The answer must be one number: how many lines of the records contain "data".

(Source records)

*-*-*

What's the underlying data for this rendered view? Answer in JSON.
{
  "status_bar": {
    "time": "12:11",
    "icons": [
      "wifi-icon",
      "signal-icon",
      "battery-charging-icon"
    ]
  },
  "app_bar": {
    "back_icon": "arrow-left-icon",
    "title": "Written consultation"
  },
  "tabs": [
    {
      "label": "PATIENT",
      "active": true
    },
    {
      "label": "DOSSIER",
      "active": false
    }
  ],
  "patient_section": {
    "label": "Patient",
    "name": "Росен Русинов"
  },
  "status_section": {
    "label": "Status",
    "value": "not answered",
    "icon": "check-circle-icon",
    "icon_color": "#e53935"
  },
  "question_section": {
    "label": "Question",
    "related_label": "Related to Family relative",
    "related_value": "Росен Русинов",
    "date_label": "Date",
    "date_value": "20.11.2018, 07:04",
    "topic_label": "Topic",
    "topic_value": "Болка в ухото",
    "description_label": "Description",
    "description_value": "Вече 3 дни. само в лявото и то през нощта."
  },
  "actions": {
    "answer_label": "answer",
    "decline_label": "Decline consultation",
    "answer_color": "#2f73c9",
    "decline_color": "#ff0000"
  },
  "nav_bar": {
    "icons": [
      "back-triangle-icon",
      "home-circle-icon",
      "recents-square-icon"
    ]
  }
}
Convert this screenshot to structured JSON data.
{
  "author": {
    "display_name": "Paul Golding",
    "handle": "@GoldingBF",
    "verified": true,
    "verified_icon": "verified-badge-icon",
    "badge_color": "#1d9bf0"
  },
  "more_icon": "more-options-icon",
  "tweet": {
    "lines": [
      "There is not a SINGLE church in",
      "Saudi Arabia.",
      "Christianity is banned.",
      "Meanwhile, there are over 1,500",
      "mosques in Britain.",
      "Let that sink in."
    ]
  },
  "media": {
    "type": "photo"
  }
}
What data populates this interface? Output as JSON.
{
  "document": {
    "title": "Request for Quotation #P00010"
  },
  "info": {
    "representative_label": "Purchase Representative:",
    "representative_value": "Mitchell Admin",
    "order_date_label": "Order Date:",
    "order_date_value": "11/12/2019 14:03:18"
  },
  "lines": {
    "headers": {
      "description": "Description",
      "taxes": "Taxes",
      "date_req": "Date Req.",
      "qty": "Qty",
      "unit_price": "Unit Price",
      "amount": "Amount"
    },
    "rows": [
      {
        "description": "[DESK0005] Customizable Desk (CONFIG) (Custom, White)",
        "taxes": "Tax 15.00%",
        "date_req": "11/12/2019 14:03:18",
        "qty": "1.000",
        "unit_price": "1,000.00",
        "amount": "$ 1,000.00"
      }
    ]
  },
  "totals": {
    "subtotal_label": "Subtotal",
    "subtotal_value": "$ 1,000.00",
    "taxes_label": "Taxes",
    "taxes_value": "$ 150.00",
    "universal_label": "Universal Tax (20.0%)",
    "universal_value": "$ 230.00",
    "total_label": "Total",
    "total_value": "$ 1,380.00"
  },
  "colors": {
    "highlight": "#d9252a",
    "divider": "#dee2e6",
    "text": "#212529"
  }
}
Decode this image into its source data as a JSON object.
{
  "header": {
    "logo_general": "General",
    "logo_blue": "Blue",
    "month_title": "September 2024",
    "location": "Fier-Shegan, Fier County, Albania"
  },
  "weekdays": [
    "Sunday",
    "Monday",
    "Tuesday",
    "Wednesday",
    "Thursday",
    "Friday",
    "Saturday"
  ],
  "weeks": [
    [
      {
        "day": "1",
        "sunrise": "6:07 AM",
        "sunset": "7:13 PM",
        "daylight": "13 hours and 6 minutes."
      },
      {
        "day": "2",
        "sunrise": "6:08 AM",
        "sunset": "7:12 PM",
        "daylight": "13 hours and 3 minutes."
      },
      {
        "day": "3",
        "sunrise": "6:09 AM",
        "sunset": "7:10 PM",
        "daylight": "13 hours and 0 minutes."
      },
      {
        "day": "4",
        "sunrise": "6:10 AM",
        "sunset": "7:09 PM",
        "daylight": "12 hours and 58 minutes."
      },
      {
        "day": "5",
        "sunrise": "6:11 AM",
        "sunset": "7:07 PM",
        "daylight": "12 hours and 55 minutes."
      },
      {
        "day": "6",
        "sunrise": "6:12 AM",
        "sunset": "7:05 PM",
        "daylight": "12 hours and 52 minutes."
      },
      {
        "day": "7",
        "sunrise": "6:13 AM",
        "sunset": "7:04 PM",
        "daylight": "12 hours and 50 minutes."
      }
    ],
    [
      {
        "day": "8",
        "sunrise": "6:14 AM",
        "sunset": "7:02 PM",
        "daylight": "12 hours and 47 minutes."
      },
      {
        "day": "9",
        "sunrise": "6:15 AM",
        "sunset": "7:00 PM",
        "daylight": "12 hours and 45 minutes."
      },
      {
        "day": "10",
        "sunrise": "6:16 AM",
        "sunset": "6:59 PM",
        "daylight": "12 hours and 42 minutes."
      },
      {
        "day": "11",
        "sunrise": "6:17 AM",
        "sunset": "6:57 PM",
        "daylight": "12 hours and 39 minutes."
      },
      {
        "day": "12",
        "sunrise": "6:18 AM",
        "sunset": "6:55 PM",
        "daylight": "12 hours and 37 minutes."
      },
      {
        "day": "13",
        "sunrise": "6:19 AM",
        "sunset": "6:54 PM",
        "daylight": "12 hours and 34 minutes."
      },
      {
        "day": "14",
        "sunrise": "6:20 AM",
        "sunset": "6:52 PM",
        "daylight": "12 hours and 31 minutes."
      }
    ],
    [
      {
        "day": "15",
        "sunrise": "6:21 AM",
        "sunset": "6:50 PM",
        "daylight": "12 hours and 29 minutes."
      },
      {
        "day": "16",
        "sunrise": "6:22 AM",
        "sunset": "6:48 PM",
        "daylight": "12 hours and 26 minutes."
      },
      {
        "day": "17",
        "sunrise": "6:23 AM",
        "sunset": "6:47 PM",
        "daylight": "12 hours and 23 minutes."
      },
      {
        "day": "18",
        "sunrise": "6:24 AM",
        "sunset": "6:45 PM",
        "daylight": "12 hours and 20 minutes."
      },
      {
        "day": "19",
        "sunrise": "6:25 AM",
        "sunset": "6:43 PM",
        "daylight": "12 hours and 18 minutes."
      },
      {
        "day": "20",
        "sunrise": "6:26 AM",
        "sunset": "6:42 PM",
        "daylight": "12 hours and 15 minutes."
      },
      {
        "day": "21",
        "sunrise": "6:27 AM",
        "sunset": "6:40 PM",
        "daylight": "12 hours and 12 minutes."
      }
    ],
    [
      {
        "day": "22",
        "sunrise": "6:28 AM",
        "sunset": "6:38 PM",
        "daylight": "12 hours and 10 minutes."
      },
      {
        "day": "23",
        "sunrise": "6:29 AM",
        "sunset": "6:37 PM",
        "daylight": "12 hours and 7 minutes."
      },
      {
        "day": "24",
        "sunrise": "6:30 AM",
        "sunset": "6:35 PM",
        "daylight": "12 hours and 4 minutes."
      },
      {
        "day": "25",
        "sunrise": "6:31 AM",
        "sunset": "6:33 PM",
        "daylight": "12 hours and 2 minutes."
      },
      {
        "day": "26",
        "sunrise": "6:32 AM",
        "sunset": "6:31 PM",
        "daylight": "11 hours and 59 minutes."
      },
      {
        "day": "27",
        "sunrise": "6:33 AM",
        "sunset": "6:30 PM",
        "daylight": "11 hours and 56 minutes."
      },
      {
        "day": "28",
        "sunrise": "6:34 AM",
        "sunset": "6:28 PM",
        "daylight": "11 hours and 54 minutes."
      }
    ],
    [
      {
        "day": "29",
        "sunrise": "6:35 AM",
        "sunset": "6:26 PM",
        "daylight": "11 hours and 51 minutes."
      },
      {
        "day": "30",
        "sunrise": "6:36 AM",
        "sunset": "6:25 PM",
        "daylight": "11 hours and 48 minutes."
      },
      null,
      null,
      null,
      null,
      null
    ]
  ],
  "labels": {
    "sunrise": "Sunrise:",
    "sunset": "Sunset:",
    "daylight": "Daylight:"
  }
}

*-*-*

Exercise solution =
4